While omitted in most of the views, a safety shroud 42, FIGS. 5 and 6, forms a part of the power unit. This shroud is an inverted box-like structure, open at its front end, that is secured to the base 10 of the unit and covers all of its moving parts. For convenience, the engine throttle can be controlled by a lever 44 located adjacent the front edge of base 10, the lever being connected to the engine through suitable means such as a throttle cable 45.
From the foregoing description it will be apparent that the invention disclosed herein provides a very desirable improvement in farm machinery. As will be understood by those familiar with the art, the invention may be embodied in other specific forms without departing from the spirit or essential characteristics thereof.
|Cited Patent||Filing date||Publication date||Applicant||Title|
|US307839 *||Nov 11, 1884||Combined belt tightener and braee attachment|
|US1480322 *||Jun 21, 1922||Jan 8, 1924||Walters Fredrick C||Cable mechanism|
|US1916531 *||Oct 22, 1925||Jul 4, 1933||John F Robb||Cement loader, bag counter and indicator for batch mixing apparatus|
|US1956766 *||Nov 14, 1931||May 1, 1934||Christopher L Jordan||Power take-off and hoist adapted for tractors|
|US2406261 *||Oct 30, 1944||Aug 20, 1946||Sprinkel Robert B||Dual control operating mechanism for motor vehicles|
|US2573074 *||Sep 29, 1948||Oct 30, 1951||Von Pein Edward J||Fishing reel|
|US2634870 *||Oct 15, 1951||Apr 14, 1953||Barnum William B||Loading conveyer|
|US2725110 *||Mar 5, 1954||Nov 29, 1955||Alois Weigel||Over center tractor clutch lever|
|US2829924 *||Dec 14, 1954||Apr 8, 1958||William L Coleman||Forage blower|
|US3289496 *||Jun 11, 1964||Dec 6, 1966||Walter S Hoover||Variable speed transmission|
|US3367459 *||May 28, 1965||Feb 6, 1968||Toro Mfg Corp||Belt tightner and brake for mower|
|US3542102 *||Jun 18, 1968||Nov 24, 1970||Watkins Glen A||Cactus processing apparatus|
|US4058957 *||Jul 28, 1976||Nov 22, 1977||Outboard Marine Corporation||Deadman control and blade clutch for power rotary lawn mowers|
|US4187732 *||Nov 7, 1977||Feb 12, 1980||Kawasaki Jukogyo Kabushiki Kaisha||Sheave assembly for V-belt type infinitely variable transmissions|
|US4213288 *||May 30, 1978||Jul 22, 1980||Honda Giken Kogyo Kabushiki Kaisha||Power transmission device for a power-operated lawn mower|
|US4386540 *||Jun 9, 1978||Jun 7, 1983||Curtis Machine Company||Hypocyclic drive transmission apparatus|
|GB187102978A *||Title not available|
|U.S. Classification||192/224.1, 192/12.00R, 192/15, 192/99.00S|
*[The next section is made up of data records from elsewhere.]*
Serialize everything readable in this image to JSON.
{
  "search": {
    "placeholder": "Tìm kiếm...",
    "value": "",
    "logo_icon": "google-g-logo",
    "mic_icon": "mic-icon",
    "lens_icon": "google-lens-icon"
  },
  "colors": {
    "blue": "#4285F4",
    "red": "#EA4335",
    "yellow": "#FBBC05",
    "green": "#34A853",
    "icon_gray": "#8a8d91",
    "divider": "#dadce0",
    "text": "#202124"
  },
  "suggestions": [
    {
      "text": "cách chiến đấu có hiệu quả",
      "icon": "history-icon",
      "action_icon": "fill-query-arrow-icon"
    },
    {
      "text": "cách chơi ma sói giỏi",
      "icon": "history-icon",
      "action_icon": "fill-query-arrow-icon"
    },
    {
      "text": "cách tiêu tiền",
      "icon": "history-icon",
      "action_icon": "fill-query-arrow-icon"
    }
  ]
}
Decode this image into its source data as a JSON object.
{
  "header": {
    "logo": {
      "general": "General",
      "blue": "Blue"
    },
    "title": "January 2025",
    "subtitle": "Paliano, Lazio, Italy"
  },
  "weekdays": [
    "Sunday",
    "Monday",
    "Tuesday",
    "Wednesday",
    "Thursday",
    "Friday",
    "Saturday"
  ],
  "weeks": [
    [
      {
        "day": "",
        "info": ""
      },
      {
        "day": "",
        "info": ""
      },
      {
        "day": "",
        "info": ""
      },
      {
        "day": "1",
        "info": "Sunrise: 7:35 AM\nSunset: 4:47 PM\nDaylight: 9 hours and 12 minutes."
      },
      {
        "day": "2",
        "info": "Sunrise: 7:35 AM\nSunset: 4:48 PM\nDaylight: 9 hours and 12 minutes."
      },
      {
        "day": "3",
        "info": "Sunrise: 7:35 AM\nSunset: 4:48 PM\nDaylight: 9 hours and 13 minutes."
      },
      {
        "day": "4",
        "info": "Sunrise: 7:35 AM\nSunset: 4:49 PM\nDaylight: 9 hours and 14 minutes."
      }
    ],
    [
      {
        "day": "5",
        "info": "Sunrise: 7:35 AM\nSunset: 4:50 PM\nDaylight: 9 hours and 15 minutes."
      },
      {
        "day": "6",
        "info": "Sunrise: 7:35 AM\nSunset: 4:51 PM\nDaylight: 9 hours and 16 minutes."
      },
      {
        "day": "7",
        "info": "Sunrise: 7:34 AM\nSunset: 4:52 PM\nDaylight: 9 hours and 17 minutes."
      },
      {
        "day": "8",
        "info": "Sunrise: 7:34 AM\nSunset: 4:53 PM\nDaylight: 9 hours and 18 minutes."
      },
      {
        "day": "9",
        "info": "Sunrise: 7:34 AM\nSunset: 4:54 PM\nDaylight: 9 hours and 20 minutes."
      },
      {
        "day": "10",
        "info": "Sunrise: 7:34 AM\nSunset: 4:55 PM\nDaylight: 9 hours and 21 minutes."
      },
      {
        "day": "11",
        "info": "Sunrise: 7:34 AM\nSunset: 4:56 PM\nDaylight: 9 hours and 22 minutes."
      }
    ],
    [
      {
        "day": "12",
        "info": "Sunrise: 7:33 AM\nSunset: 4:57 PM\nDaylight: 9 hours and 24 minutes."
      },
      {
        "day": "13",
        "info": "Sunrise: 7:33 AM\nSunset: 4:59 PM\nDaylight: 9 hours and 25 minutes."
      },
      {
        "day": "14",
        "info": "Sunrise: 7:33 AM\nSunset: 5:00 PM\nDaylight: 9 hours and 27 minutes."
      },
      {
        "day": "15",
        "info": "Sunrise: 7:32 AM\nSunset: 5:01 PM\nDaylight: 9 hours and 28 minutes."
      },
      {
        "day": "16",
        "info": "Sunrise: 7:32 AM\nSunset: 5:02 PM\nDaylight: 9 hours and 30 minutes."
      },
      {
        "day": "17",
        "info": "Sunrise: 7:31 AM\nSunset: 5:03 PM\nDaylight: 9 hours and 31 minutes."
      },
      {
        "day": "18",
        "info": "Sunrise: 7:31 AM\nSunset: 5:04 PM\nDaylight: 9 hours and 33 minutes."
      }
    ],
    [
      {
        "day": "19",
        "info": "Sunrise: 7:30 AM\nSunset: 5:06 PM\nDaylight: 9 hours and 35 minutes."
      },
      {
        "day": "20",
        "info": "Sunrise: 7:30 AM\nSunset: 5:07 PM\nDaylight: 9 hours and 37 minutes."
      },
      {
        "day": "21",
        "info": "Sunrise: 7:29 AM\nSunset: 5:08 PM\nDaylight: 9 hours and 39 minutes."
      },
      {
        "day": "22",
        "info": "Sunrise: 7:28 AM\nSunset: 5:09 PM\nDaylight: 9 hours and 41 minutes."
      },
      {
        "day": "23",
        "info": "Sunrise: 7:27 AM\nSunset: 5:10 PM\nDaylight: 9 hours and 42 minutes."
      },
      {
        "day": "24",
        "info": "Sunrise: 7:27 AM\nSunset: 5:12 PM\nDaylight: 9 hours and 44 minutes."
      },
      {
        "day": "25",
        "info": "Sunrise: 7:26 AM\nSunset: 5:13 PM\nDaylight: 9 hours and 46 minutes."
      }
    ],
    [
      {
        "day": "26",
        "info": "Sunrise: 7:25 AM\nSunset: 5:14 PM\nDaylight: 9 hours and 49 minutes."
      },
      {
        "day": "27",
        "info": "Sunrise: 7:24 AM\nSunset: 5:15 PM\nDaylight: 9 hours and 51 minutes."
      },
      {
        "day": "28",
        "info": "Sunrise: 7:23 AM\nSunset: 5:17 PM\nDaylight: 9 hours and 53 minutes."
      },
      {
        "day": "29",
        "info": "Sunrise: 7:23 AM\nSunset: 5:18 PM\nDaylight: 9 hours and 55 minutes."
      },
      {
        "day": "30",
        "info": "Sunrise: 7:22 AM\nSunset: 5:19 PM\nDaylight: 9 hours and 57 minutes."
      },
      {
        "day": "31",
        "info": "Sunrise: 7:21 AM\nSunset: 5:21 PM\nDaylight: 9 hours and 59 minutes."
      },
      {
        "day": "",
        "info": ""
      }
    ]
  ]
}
|Mar 27, 1990||REMI||Maintenance fee reminder mailed|
|Aug 26, 1990||LAPS||Lapse for failure to pay maintenance fees|
|Nov 6, 1990||FP||Expired due to failure to pay maintenance fee|
Effective date: 19900826